She breaks off the brittle leaves, one by one, and places the last persimmon on a square bamboo board. It is her favorite board because it is small with rounded edges — easy to wash, perfect for small jobs, but frustrating for onions and chives that roll off onto their Formica counter.
She picks up the blue-handled knife and hesitates before slicing this perfect orb in half. It feels like a beheading, or the end of an era. She quarters it and cuts a notch away from each piece at the stem end.
Pulling down two monkey dishes, she fills them with slices. She puts a wedge into her mouth, and using her tongue to trap it between her molars, begins to mash it up. The flavor is magnificent.
She goes to the window and looks out at the tree that bore this perfect fruit, golden leaves at its feet, branches naked and sprawling. Exposed. She looks away in embarrassment. Didn’t those branches have leaves a few weeks ago? How we change from one season to the next.
Searching her memory, she finds images from the day her husband — the man who promised to grow old with her when their hair was still thick and dark — planted this tree. She finds an impression of him digging the hole, and tries to remember helping him place the sapling, gently, into that hole.
It occurs to her that humans have only one spring, one summer, one fall, and if they’re lucky — or not, depending on your perspective — one winter. Unlike the trees, humans do not drop their leaves and grow back new ones. Instead, they continue down the same linear path from cradle to grave.

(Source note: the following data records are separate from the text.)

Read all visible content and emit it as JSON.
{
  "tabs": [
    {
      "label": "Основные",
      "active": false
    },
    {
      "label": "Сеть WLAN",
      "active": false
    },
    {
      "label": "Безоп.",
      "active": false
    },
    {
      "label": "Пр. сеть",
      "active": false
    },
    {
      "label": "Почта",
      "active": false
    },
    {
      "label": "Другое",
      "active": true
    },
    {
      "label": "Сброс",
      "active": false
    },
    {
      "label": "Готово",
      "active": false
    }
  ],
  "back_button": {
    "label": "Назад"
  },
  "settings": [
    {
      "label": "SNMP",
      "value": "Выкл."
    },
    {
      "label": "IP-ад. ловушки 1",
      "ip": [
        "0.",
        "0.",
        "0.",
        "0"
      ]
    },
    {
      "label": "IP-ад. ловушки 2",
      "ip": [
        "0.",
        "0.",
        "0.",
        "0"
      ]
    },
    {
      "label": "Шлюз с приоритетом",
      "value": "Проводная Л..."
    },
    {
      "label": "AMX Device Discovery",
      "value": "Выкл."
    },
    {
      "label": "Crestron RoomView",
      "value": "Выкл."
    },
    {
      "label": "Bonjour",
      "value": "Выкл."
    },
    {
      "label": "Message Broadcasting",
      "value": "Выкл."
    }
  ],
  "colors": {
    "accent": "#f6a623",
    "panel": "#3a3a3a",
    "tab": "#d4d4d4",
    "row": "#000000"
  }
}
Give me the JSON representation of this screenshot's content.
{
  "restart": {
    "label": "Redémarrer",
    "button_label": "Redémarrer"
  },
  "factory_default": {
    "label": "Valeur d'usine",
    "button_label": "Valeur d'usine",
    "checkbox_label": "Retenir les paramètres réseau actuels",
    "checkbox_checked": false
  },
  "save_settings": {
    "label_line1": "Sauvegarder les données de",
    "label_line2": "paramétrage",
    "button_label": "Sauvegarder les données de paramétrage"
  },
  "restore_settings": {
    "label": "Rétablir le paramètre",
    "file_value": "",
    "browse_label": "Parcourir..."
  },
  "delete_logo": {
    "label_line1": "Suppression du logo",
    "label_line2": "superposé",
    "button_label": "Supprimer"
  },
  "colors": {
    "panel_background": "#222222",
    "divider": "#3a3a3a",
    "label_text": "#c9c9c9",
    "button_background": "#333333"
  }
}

She sets the other dish next to her partner and watches him reach for this last slice of summer. “Is it spring yet?” he asks on cold mornings. “I hate winter,” she says, tugging on a pair of black fleece loungers.